If your baby has flat or slightly raised red blotches with wavy borders that appear on any part of the body, and fade from one area while reappearing in others, it's probably hives. About 15 percent of children get them, and in babies and toddlers, the most common cause is an allergy to a food or medicine. (In older children and adults they can result from a host of triggers, including cold, heat, viral infections, and even stress.)
Hives also usually itch. Cold compresses and an antihistamine such as Benadryl can help relieve itching and may speed the rash's disappearance. If you think your child is having a reaction to pet dander or pollen, bathe him thoroughly to get the irritant off his skin and out of his hair.

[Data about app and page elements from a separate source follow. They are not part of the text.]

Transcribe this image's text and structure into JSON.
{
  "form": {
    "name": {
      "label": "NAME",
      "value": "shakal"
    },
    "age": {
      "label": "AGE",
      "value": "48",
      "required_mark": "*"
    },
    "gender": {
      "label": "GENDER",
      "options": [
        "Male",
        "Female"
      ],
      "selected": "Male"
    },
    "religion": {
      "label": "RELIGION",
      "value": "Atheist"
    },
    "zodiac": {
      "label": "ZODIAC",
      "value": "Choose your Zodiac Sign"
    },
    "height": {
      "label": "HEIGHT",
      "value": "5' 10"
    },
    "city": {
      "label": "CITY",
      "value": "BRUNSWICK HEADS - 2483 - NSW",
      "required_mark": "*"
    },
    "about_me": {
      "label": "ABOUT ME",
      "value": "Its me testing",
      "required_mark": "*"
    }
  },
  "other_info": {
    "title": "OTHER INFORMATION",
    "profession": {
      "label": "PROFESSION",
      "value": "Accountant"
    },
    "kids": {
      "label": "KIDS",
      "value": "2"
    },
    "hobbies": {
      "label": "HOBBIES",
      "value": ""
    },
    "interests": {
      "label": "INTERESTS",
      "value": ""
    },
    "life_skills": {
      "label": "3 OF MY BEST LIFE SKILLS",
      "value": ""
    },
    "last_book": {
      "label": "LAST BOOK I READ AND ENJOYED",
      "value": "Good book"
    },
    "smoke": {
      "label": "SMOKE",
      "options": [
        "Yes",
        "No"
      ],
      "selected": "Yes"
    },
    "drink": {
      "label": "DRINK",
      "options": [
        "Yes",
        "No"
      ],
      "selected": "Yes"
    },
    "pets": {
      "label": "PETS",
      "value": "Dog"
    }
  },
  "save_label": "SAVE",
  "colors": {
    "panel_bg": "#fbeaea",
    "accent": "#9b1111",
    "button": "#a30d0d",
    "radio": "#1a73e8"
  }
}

The cause of hives is sometimes elusive: You may suspect that a certain food is behind them, but the next time your child eats that same food, he may have no reaction. If your child is taking a medication at the time the hives appear, your pediatrician may label your child as allergic to that drug. The trouble with this is that children sometimes react to the flavoring or coloring of the medication rather than to the drug itself. If you find that every antibiotic seems to cause hives, consult an allergist to determine the true sensitivity.
Hives alone are usually not dangerous and should go away on their own. But if your baby's hives are accompanied by swollen lips or eyes or difficulty breathing, call 911; your child is suffering from a severe allergic reaction. Hives accompanied by swollen lips and sore joints, or bruising or discoloration left after the hives fade, can be signs of an inflammation of small blood vessels that can affect the kidneys or other organs. See your pediatrician.
Copyright 2003 Meredith Corporation. Updated 2009.